It’s likely to be another volatile week on Wall Street as a number of key economic reports will certainly have an impact on the market. Although the economy is chugging along, in order for the market to break through key resistance levels, the housing market will need to improve before a rebound in the economy can be considered a success.

The housing market takes center stage on Monday with Existing Home Sales. The key will be the supply numbers for unsold homes. Sales of existing homes in the US went down by 2.04% last month (from May to June), to 4.86 million homes.

New Home Sales come out on Tuesday. Sales of new homes fell less than expected last month but inventory keeps declining which is not a good sign. New home purchases dropped 2% in the South and fell about 1% percent in the West while sales rose a little over 5% in the Northeast and 2.5% in the Midwest. These two reports will likely set the tone of the market for the rest of the week. Consumer Confidence will also be released on Tuesday.

Wednesday brings the Durable Goods report. Durable goods are an indicator of the number of new placed with domestic manufacturers for immediate and future delivery of factory hard goods. This report is an early estimate and is revised a couple of weeks later for a more accurate and complete report. New orders for durable goods were pretty strong last month, as we witnessed a 0.8% jump in June.

Thursday is Gross Domestic Product (GDP) and Jobless Claims. GDP is the best measure of our economic activity and encompasses every sector of the economy. GDP growth is expected to be revised up to 2.7% annual growth from an estimate of 1.9% which would normally mean good news. However, most of the growth is coming from outside the US. Although the job market is improving according to some economists (sly grin), we have gone five straight weeks with claims levels above 400,000. Until we get back under that number there is no improvement.
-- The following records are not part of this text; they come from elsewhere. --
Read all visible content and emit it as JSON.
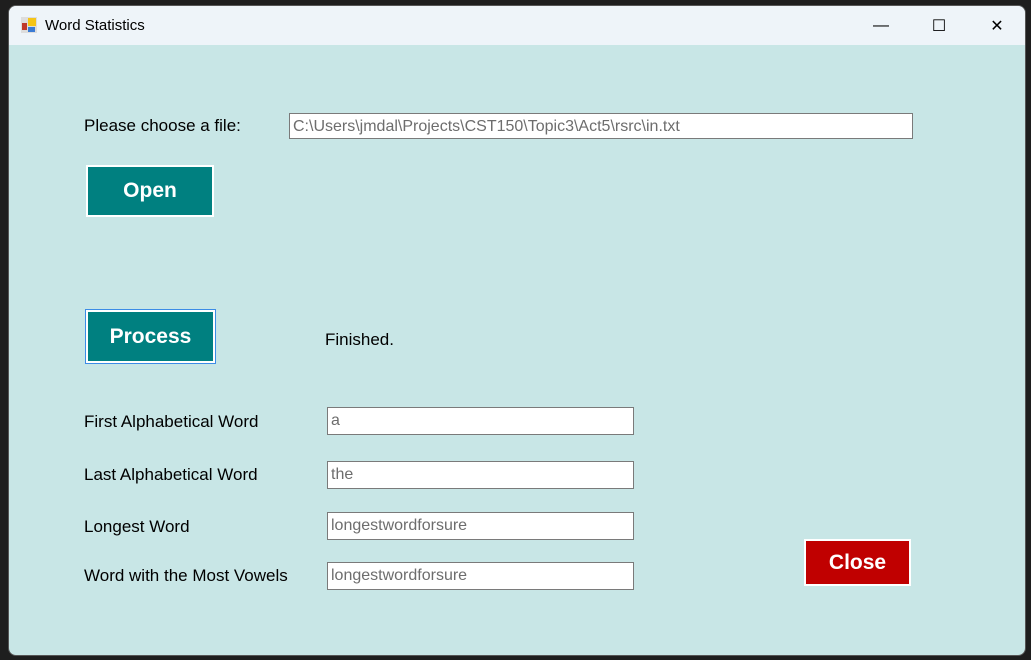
{
  "window": {
    "title": "Word Statistics",
    "minimize": "—",
    "maximize": "☐",
    "close": "✕"
  },
  "file": {
    "label": "Please choose a file:",
    "path": "C:\\Users\\jmdal\\Projects\\CST150\\Topic3\\Act5\\rsrc\\in.txt"
  },
  "buttons": {
    "open": "Open",
    "process": "Process",
    "close": "Close"
  },
  "status": "Finished.",
  "results": [
    {
      "label": "First Alphabetical Word",
      "value": "a"
    },
    {
      "label": "Last Alphabetical Word",
      "value": "the"
    },
    {
      "label": "Longest Word",
      "value": "longestwordforsure"
    },
    {
      "label": "Word with the Most Vowels",
      "value": "longestwordforsure"
    }
  ],
  "colors": {
    "background": "#c8e6e6",
    "teal": "#008080",
    "red": "#c00000"
  }
}
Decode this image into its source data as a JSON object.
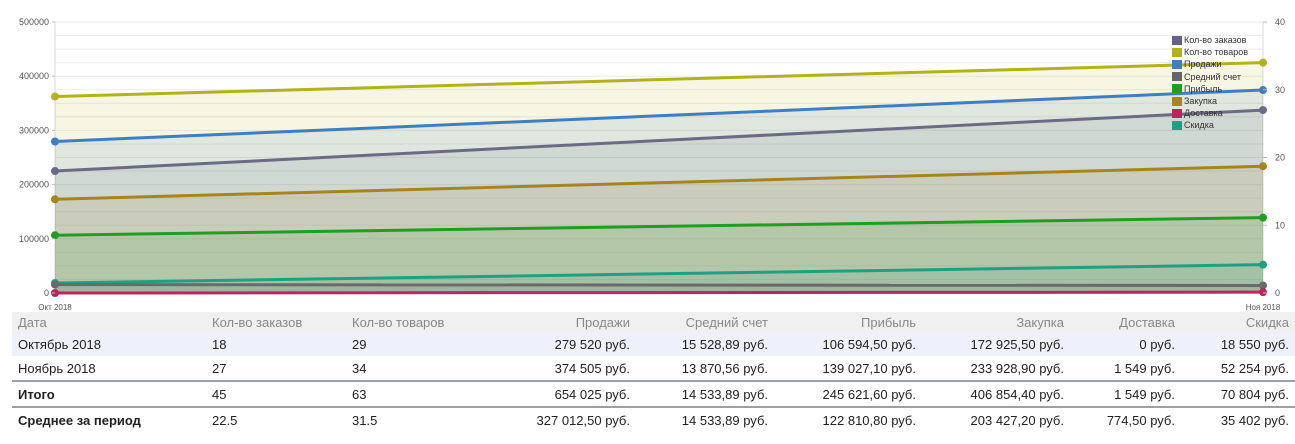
{
  "chart_data": {
    "type": "area",
    "x": [
      "Окт 2018",
      "Ноя 2018"
    ],
    "y_left_ticks": [
      "0",
      "100000",
      "200000",
      "300000",
      "400000",
      "500000"
    ],
    "y_right_ticks": [
      "0",
      "10",
      "20",
      "30",
      "40"
    ],
    "ylim_left": [
      0,
      500000
    ],
    "ylim_right": [
      0,
      40
    ],
    "grid": true,
    "legend_position": "top-right",
    "series": [
      {
        "name": "Кол-во товаров",
        "axis": "right",
        "values": [
          29,
          34
        ],
        "color": "#b2b21a"
      },
      {
        "name": "Продажи",
        "axis": "left",
        "values": [
          279520,
          374505
        ],
        "color": "#3d7fc4"
      },
      {
        "name": "Кол-во заказов",
        "axis": "right",
        "values": [
          18,
          27
        ],
        "color": "#6c6a86"
      },
      {
        "name": "Закупка",
        "axis": "left",
        "values": [
          172925.5,
          233928.9
        ],
        "color": "#a8841c"
      },
      {
        "name": "Прибыль",
        "axis": "left",
        "values": [
          106594.5,
          139027.1
        ],
        "color": "#1f9e1f"
      },
      {
        "name": "Скидка",
        "axis": "left",
        "values": [
          18550,
          52254
        ],
        "color": "#1fa083"
      },
      {
        "name": "Средний счет",
        "axis": "left",
        "values": [
          15528.89,
          13870.56
        ],
        "color": "#6a6a6a"
      },
      {
        "name": "Доставка",
        "axis": "left",
        "values": [
          0,
          1549
        ],
        "color": "#c0245f"
      }
    ],
    "legend": [
      {
        "name": "Кол-во заказов",
        "color": "#66608a"
      },
      {
        "name": "Кол-во товаров",
        "color": "#b2b21a"
      },
      {
        "name": "Продажи",
        "color": "#3d7fc4"
      },
      {
        "name": "Средний счет",
        "color": "#666666"
      },
      {
        "name": "Прибыль",
        "color": "#1f9e1f"
      },
      {
        "name": "Закупка",
        "color": "#a8841c"
      },
      {
        "name": "Доставка",
        "color": "#c0245f"
      },
      {
        "name": "Скидка",
        "color": "#1fa083"
      }
    ]
  },
  "table": {
    "headers": [
      "Дата",
      "Кол-во заказов",
      "Кол-во товаров",
      "Продажи",
      "Средний счет",
      "Прибыль",
      "Закупка",
      "Доставка",
      "Скидка"
    ],
    "rows": [
      [
        "Октябрь 2018",
        "18",
        "29",
        "279 520 руб.",
        "15 528,89 руб.",
        "106 594,50 руб.",
        "172 925,50 руб.",
        "0 руб.",
        "18 550 руб."
      ],
      [
        "Ноябрь 2018",
        "27",
        "34",
        "374 505 руб.",
        "13 870,56 руб.",
        "139 027,10 руб.",
        "233 928,90 руб.",
        "1 549 руб.",
        "52 254 руб."
      ]
    ],
    "total": [
      "Итого",
      "45",
      "63",
      "654 025 руб.",
      "14 533,89 руб.",
      "245 621,60 руб.",
      "406 854,40 руб.",
      "1 549 руб.",
      "70 804 руб."
    ],
    "average": [
      "Среднее за период",
      "22.5",
      "31.5",
      "327 012,50 руб.",
      "14 533,89 руб.",
      "122 810,80 руб.",
      "203 427,20 руб.",
      "774,50 руб.",
      "35 402 руб."
    ]
  }
}
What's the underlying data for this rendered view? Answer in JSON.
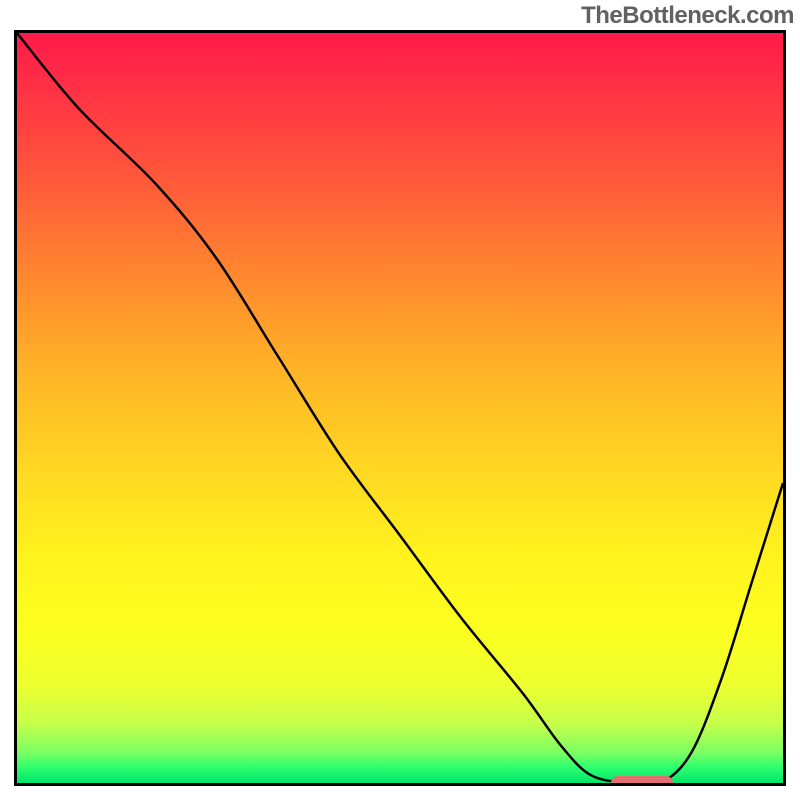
{
  "watermark": "TheBottleneck.com",
  "chart_data": {
    "type": "line",
    "title": "",
    "xlabel": "",
    "ylabel": "",
    "xlim": [
      0,
      100
    ],
    "ylim": [
      0,
      100
    ],
    "x": [
      0,
      8,
      18,
      26,
      34,
      42,
      50,
      58,
      66,
      71,
      75,
      80,
      84,
      88,
      92,
      96,
      100
    ],
    "values": [
      100,
      90,
      80,
      70,
      57,
      44,
      33,
      22,
      12,
      5,
      1,
      0,
      0,
      4,
      14,
      27,
      40
    ],
    "marker": {
      "x_start": 77,
      "x_end": 85,
      "y": 0
    },
    "gradient_colors": {
      "top": "#ff1a4a",
      "mid": "#ffd722",
      "bottom": "#00e46a"
    }
  }
}
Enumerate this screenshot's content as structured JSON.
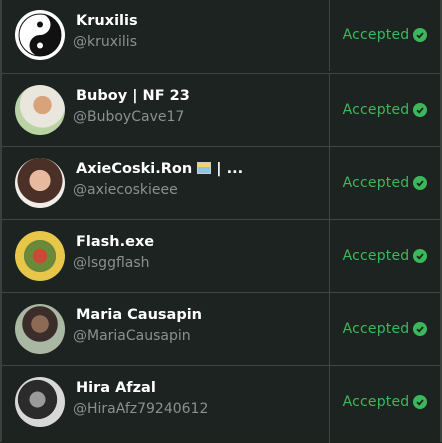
{
  "rows": [
    {
      "name": "Kruxilis",
      "handle": "@kruxilis",
      "status": "Accepted"
    },
    {
      "name": "Buboy | NF 23",
      "handle": "@BuboyCave17",
      "status": "Accepted"
    },
    {
      "name": "AxieCoski.Ron",
      "name_suffix": "| ...",
      "handle": "@axiecoskieee",
      "status": "Accepted"
    },
    {
      "name": "Flash.exe",
      "handle": "@lsggflash",
      "status": "Accepted"
    },
    {
      "name": "Maria Causapin",
      "handle": "@MariaCausapin",
      "status": "Accepted"
    },
    {
      "name": "Hira Afzal",
      "handle": "@HiraAfz79240612",
      "status": "Accepted"
    }
  ],
  "colors": {
    "accepted": "#3cb85c",
    "background": "#1d2320",
    "handle": "#8c918e"
  },
  "icons": {
    "status": "check-circle-icon"
  }
}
On Friday we get Personal Income and Outlays, and the Consumer Sentiment report which is directly related to the strength of consumer spending. These two reports will either save the market or add to its misery by the time the long holiday-weekend approaches.

Rick Rouse